● WHAT THE TASK REQUIRES
The reply should consist of one number, the count of lines below in which the word "this" appears.

● Data about app and page elements
▬▬▬▬▬▬
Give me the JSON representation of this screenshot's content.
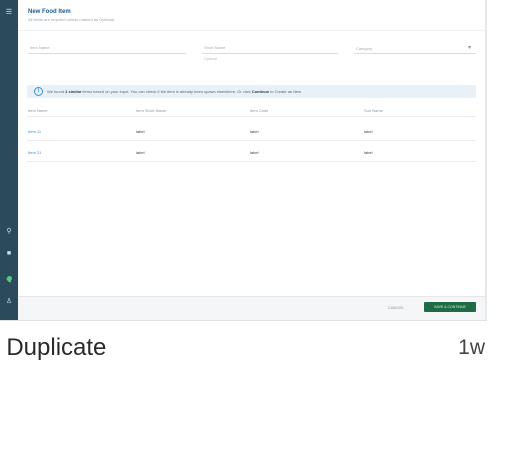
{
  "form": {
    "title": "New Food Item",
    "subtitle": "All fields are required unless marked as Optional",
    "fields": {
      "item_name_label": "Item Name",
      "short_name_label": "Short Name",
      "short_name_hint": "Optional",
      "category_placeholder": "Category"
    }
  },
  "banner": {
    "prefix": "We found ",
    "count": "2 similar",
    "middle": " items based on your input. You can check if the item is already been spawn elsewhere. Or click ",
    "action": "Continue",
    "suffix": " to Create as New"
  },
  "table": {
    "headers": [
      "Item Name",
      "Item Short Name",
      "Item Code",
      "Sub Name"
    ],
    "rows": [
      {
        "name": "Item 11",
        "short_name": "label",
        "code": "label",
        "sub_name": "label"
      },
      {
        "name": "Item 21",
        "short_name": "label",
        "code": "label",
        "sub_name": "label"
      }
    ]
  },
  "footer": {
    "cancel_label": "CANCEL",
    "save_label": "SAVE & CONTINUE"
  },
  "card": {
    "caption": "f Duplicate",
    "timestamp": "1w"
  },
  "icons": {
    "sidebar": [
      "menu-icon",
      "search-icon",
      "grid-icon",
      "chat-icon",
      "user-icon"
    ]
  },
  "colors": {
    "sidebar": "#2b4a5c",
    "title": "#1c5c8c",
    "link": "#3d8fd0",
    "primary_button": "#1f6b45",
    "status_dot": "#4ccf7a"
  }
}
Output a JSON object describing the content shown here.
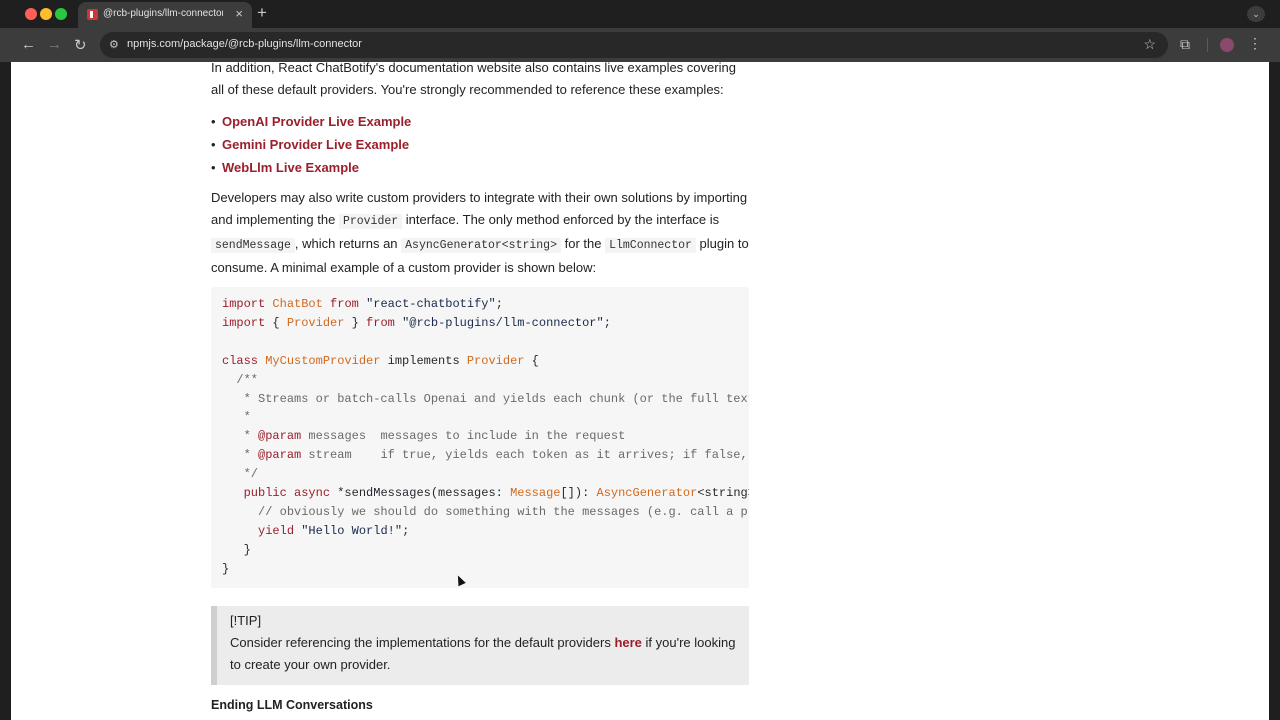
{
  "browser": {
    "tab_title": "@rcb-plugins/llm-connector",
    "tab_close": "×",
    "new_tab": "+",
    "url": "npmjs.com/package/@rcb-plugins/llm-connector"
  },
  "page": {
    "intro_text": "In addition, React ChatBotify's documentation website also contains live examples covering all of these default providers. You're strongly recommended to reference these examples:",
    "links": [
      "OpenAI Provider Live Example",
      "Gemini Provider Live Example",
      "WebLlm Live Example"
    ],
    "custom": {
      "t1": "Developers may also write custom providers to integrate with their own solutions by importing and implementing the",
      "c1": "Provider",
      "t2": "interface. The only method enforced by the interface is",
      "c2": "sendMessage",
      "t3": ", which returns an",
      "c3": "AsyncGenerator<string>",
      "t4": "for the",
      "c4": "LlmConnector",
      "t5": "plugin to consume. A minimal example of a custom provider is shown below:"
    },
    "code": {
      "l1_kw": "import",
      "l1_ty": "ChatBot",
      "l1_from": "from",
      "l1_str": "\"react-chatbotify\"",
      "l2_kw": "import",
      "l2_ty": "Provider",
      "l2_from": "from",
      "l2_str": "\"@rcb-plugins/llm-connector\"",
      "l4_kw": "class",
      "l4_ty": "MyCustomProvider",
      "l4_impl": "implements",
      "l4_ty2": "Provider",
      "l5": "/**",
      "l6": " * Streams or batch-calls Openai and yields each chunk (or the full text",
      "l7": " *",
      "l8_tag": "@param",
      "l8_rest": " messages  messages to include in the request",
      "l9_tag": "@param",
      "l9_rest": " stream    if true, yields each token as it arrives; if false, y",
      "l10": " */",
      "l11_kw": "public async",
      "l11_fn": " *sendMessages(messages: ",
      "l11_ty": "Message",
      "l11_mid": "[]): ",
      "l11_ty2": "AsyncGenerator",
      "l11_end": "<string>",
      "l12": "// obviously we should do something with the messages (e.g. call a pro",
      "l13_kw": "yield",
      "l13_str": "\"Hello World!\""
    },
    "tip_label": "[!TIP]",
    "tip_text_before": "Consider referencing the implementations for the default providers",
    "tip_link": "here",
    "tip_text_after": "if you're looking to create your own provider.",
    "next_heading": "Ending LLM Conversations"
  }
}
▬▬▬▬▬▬
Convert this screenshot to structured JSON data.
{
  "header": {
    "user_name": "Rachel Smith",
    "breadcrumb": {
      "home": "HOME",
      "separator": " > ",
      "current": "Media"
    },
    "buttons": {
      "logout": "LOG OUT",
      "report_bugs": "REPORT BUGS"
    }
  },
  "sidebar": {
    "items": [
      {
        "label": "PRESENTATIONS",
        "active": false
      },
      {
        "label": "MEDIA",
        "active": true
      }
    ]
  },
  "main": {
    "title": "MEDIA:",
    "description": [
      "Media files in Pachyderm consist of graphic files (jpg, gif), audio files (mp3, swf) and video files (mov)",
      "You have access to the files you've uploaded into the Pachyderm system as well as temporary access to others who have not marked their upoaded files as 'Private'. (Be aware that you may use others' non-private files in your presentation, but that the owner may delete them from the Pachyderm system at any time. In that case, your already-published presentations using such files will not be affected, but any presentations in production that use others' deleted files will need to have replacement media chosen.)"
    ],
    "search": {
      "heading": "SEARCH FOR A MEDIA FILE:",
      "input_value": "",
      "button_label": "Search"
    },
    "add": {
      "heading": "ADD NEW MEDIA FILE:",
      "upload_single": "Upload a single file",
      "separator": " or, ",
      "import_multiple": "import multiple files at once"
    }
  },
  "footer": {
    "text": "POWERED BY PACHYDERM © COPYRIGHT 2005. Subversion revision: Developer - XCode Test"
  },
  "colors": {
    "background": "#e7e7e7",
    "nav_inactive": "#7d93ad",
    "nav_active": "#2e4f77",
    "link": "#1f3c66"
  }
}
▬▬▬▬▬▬
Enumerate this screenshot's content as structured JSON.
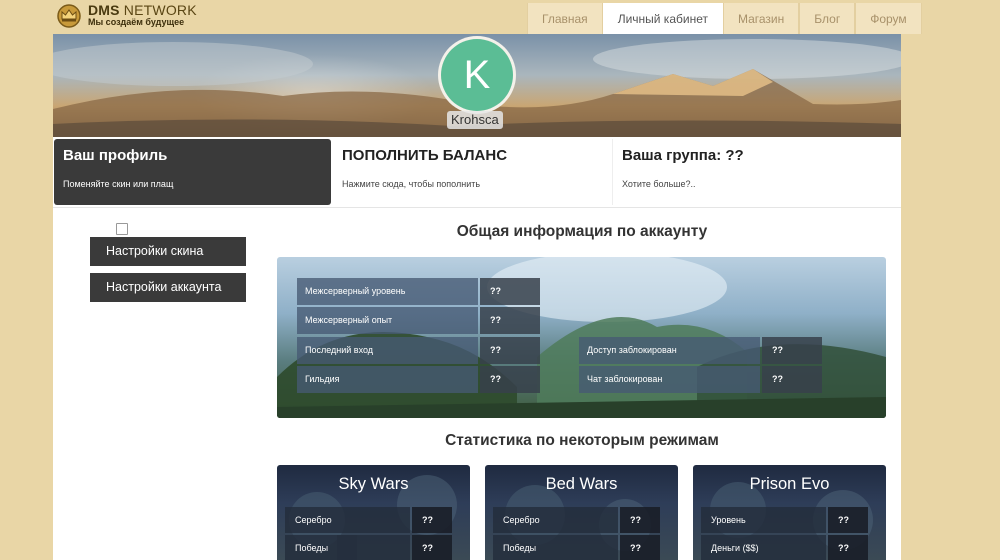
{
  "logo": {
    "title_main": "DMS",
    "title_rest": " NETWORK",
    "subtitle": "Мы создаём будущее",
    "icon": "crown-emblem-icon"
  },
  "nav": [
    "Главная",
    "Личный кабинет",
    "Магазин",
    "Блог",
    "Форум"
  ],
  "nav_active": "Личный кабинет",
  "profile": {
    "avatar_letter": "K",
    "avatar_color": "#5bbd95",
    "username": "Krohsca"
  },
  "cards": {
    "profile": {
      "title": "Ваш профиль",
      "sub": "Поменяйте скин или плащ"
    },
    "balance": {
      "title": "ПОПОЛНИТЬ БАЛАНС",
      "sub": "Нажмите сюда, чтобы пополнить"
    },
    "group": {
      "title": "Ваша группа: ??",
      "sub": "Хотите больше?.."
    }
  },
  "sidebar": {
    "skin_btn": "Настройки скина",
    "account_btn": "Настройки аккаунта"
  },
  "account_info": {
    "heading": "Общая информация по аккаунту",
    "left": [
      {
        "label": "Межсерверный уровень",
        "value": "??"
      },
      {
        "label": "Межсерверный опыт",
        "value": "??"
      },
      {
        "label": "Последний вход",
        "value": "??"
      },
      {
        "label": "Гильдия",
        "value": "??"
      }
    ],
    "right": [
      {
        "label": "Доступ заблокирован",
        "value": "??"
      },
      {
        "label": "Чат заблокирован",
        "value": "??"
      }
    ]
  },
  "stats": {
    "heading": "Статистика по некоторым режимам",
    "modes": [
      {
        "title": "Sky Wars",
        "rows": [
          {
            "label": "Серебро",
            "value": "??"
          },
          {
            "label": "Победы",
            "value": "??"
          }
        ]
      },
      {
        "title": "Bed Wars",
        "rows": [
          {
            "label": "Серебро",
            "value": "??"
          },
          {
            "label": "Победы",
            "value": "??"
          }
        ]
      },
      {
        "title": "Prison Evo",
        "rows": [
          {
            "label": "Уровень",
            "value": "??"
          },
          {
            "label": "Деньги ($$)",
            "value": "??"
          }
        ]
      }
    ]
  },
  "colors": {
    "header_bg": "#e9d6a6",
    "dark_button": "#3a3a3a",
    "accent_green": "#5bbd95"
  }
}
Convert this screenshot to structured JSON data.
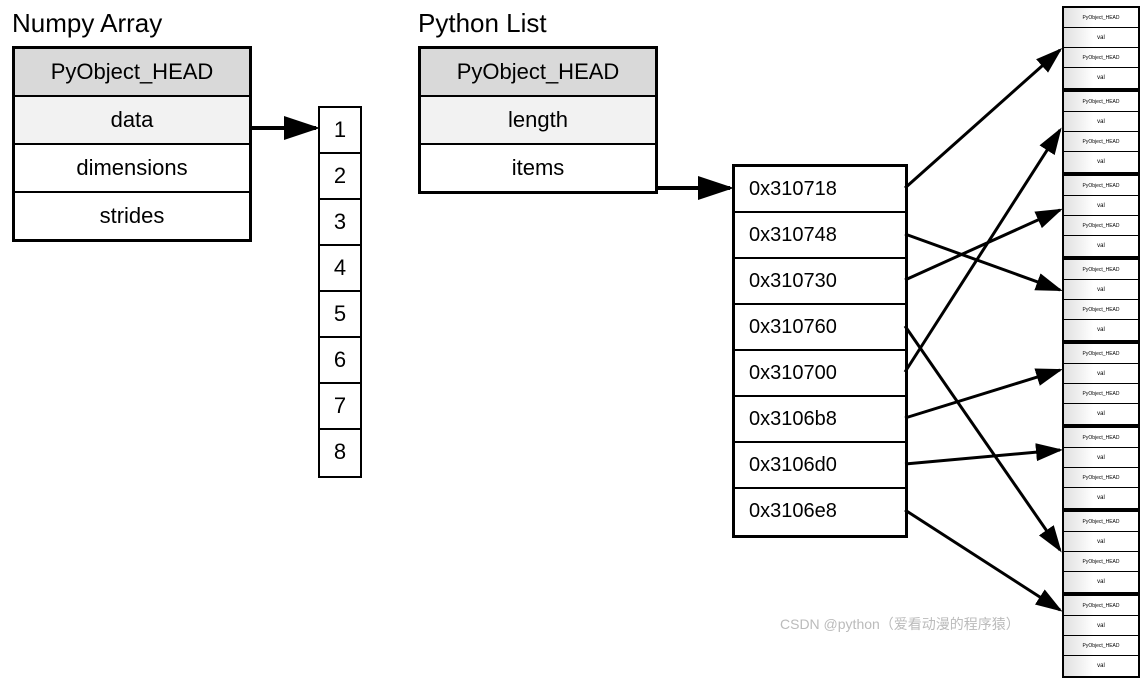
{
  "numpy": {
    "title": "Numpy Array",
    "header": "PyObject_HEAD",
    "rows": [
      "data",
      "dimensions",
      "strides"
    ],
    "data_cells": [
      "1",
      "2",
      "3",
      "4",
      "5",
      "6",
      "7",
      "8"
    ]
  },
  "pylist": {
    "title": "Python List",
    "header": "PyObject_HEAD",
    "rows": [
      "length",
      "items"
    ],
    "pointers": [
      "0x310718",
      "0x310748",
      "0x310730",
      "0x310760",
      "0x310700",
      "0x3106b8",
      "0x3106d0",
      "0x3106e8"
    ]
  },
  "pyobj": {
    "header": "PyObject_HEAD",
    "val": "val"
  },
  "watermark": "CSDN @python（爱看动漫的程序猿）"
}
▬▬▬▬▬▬
● TASK SOLUTION
4